‘Tis the season when aspiring politicians hope for a quick win by knocking opponents off the ballot through challenges to their nominating petitions. One targeted is Pennsylvania Rep. Brian Sims of Philadelphia.
Sims had declared he’d run for Congress against indicted U.S. Rep. Chaka Fattah, while simultaneously seeking re-election to his state House seat.
He eventually decided not to run for Congress, but his flirtation with national office attracted challengers for the state seat.
Supporters of candidate Ben Waxman have challenged Sims’ nominating petitions, saying he doesn’t have the required 300 signatures of registered Democrats in his Center City district.
Their attorney, Charles Gibbs, said many of Sims’ petitions appear to be signed by voters outside the state House district, or by people who aren’t registered to vote.
“Certainly elected officials who have brought these challenges before know what the rules are,” Gibbs said. “And this challenge is simply a way to make sure everyone is playing by the same rules.”
Sims beat longtime state Rep. Babette Josephs in the 2012 Democratic primary to capture the seat. Josephs’ comeback attempt two years ago was cut short by a successful challenge to her nominating petitions.

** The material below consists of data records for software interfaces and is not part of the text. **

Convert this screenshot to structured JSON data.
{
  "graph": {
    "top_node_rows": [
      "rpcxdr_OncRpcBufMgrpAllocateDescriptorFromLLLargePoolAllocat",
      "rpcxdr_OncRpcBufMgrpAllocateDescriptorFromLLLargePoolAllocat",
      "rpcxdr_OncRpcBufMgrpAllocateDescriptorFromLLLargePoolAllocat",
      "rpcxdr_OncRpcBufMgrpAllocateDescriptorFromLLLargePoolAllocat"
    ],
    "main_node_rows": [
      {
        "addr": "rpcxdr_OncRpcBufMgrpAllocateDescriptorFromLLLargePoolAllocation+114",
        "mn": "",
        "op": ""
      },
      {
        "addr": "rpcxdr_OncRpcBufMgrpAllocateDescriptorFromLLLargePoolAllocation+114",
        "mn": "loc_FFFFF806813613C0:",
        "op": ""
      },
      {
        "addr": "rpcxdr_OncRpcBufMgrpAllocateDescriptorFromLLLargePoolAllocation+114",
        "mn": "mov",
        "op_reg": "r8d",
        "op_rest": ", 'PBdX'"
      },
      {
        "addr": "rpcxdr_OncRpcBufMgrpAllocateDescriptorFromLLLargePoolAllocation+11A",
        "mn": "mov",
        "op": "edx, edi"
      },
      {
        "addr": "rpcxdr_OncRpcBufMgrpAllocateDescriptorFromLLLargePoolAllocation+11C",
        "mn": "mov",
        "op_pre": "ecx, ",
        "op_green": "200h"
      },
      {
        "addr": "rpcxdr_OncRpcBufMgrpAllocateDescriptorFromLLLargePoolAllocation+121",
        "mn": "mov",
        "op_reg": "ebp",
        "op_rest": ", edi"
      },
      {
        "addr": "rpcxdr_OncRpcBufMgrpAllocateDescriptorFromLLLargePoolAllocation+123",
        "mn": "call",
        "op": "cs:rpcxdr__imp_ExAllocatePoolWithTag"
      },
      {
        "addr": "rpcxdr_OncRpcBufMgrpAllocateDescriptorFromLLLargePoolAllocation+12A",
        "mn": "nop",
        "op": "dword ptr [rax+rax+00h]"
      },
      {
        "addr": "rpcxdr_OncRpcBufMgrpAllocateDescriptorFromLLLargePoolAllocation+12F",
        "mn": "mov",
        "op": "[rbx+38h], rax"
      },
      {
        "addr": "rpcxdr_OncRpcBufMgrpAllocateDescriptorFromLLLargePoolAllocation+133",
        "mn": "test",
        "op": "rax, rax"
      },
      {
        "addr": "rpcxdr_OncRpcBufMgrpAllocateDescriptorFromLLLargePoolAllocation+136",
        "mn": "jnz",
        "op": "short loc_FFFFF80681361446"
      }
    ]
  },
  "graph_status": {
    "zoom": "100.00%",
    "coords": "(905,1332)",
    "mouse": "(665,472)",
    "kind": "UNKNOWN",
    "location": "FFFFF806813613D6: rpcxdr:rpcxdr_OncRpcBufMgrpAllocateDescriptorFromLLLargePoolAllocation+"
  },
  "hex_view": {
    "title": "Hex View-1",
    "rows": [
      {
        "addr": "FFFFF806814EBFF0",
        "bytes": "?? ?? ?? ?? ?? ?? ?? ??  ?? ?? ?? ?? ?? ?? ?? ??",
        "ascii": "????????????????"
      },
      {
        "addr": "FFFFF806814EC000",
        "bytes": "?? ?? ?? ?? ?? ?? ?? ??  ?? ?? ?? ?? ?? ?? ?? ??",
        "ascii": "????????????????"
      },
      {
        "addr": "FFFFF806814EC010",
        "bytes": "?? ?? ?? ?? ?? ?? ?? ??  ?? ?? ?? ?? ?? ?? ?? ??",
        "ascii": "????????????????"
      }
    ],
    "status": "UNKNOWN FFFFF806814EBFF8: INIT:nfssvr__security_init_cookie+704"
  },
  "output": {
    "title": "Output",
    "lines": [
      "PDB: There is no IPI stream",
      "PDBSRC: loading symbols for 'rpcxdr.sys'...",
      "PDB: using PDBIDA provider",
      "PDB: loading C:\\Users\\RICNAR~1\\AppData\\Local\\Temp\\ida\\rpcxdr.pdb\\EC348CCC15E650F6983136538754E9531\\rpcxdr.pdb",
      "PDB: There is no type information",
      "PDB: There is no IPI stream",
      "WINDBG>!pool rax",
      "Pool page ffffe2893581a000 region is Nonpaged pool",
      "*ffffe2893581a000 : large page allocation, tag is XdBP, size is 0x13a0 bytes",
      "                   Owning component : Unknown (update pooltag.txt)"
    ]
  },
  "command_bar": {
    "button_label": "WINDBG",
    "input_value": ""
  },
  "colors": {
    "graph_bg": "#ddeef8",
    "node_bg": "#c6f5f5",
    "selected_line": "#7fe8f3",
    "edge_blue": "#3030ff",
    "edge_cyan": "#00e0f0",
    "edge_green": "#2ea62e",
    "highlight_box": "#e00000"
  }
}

Sims’ attorney, Adam Bonin, said he has more than enough valid signatures to stay on the ballot. And, he said, there’s a reason Sims’ opponents are trying to knock him off the ballot.
“If you were running against him, and you didn’t have his credentials, his legacy of service to sell to the voters, the best way to try to defeat him a primary is to not have to face him at all,” Bonin said in a phone interview.
There are two separate challenges to Sims’ petitions. Those battles now go to Commonwealth Court.
Challenges have also been filed against congressional candidates Lindy Li and Brian Gordon in the April primary, and against presidential hopeful John Kasich.